• THE DATA
━━━

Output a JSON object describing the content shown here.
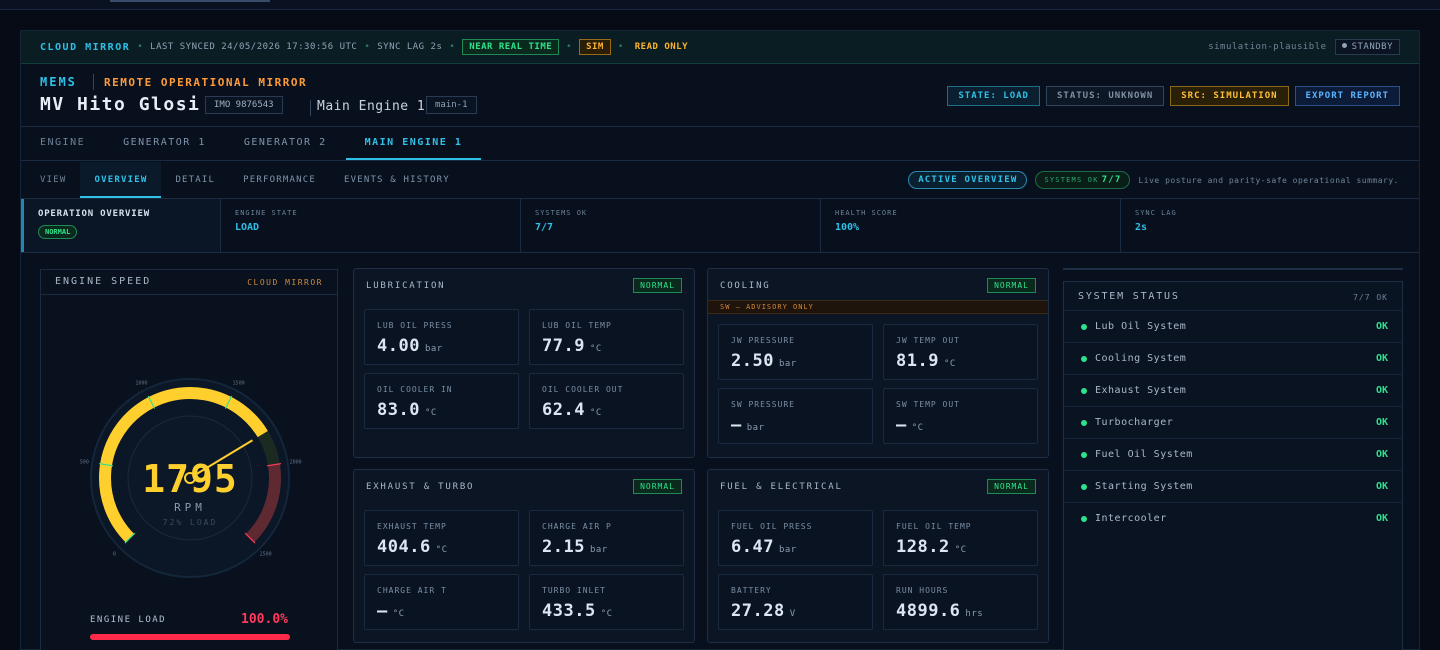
{
  "sync_bar": {
    "title": "CLOUD MIRROR",
    "last_synced": "LAST SYNCED 24/05/2026 17:30:56 UTC",
    "sync_lag": "SYNC LAG",
    "sync_lag_value": "2s",
    "near_real_time": "NEAR REAL TIME",
    "sim": "SIM",
    "read_only": "READ ONLY",
    "plausible": "simulation-plausible",
    "standby": "STANDBY"
  },
  "header": {
    "brand": "MEMS",
    "subtitle": "REMOTE OPERATIONAL MIRROR",
    "vessel": "MV Hito Glosi",
    "imo": "IMO 9876543",
    "engine_name": "Main Engine 1",
    "engine_id": "main-1",
    "buttons": {
      "state": "STATE: LOAD",
      "status": "STATUS: UNKNOWN",
      "source": "SRC: SIMULATION",
      "export": "EXPORT REPORT"
    }
  },
  "engine_tabs": {
    "label": "ENGINE",
    "items": [
      "GENERATOR 1",
      "GENERATOR 2",
      "MAIN ENGINE 1"
    ]
  },
  "view_tabs": {
    "label": "VIEW",
    "items": [
      "OVERVIEW",
      "DETAIL",
      "PERFORMANCE",
      "EVENTS & HISTORY"
    ],
    "active_overview": "ACTIVE OVERVIEW",
    "systems_ok_label": "SYSTEMS OK",
    "systems_ok_value": "7/7",
    "description": "Live posture and parity-safe operational summary."
  },
  "summary": {
    "title": "OPERATION OVERVIEW",
    "badge": "NORMAL",
    "cells": [
      {
        "label": "ENGINE STATE",
        "value": "LOAD"
      },
      {
        "label": "SYSTEMS OK",
        "value": "7/7"
      },
      {
        "label": "HEALTH SCORE",
        "value": "100%"
      },
      {
        "label": "SYNC LAG",
        "value": "2s"
      }
    ]
  },
  "gauge": {
    "title": "ENGINE SPEED",
    "badge": "CLOUD MIRROR",
    "rpm": "1795",
    "unit": "RPM",
    "load_text": "72% LOAD",
    "ticks": [
      "0",
      "500",
      "1000",
      "1500",
      "2000",
      "2500"
    ],
    "rpm_fraction": 0.718,
    "max_rpm": 2500,
    "engine_load_label": "ENGINE LOAD",
    "engine_load_value": "100.0%",
    "engine_load_fraction": 1.0,
    "colors": {
      "arc": "#ffcf2e",
      "redline": "#8a2a3a",
      "load_bar": "#ff2a4a"
    }
  },
  "cards": {
    "lubrication": {
      "title": "LUBRICATION",
      "badge": "NORMAL",
      "metrics": [
        {
          "label": "LUB OIL PRESS",
          "value": "4.00",
          "unit": "bar"
        },
        {
          "label": "LUB OIL TEMP",
          "value": "77.9",
          "unit": "°C"
        },
        {
          "label": "OIL COOLER IN",
          "value": "83.0",
          "unit": "°C"
        },
        {
          "label": "OIL COOLER OUT",
          "value": "62.4",
          "unit": "°C"
        }
      ]
    },
    "cooling": {
      "title": "COOLING",
      "badge": "NORMAL",
      "advisory": "SW — ADVISORY ONLY",
      "metrics": [
        {
          "label": "JW PRESSURE",
          "value": "2.50",
          "unit": "bar"
        },
        {
          "label": "JW TEMP OUT",
          "value": "81.9",
          "unit": "°C"
        },
        {
          "label": "SW PRESSURE",
          "value": "—",
          "unit": "bar"
        },
        {
          "label": "SW TEMP OUT",
          "value": "—",
          "unit": "°C"
        }
      ]
    },
    "exhaust": {
      "title": "EXHAUST & TURBO",
      "badge": "NORMAL",
      "metrics": [
        {
          "label": "EXHAUST TEMP",
          "value": "404.6",
          "unit": "°C"
        },
        {
          "label": "CHARGE AIR P",
          "value": "2.15",
          "unit": "bar"
        },
        {
          "label": "CHARGE AIR T",
          "value": "—",
          "unit": "°C"
        },
        {
          "label": "TURBO INLET",
          "value": "433.5",
          "unit": "°C"
        }
      ]
    },
    "fuel": {
      "title": "FUEL & ELECTRICAL",
      "badge": "NORMAL",
      "metrics": [
        {
          "label": "FUEL OIL PRESS",
          "value": "6.47",
          "unit": "bar"
        },
        {
          "label": "FUEL OIL TEMP",
          "value": "128.2",
          "unit": "°C"
        },
        {
          "label": "BATTERY",
          "value": "27.28",
          "unit": "V"
        },
        {
          "label": "RUN HOURS",
          "value": "4899.6",
          "unit": "hrs"
        }
      ]
    }
  },
  "system_status": {
    "title": "SYSTEM STATUS",
    "count": "7/7 OK",
    "items": [
      {
        "name": "Lub Oil System",
        "status": "OK"
      },
      {
        "name": "Cooling System",
        "status": "OK"
      },
      {
        "name": "Exhaust System",
        "status": "OK"
      },
      {
        "name": "Turbocharger",
        "status": "OK"
      },
      {
        "name": "Fuel Oil System",
        "status": "OK"
      },
      {
        "name": "Starting System",
        "status": "OK"
      },
      {
        "name": "Intercooler",
        "status": "OK"
      }
    ]
  }
}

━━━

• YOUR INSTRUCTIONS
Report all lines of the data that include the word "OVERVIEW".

• YOUR SOLUTION
      "OVERVIEW",
    "active_overview": "ACTIVE OVERVIEW",
    "title": "OPERATION OVERVIEW",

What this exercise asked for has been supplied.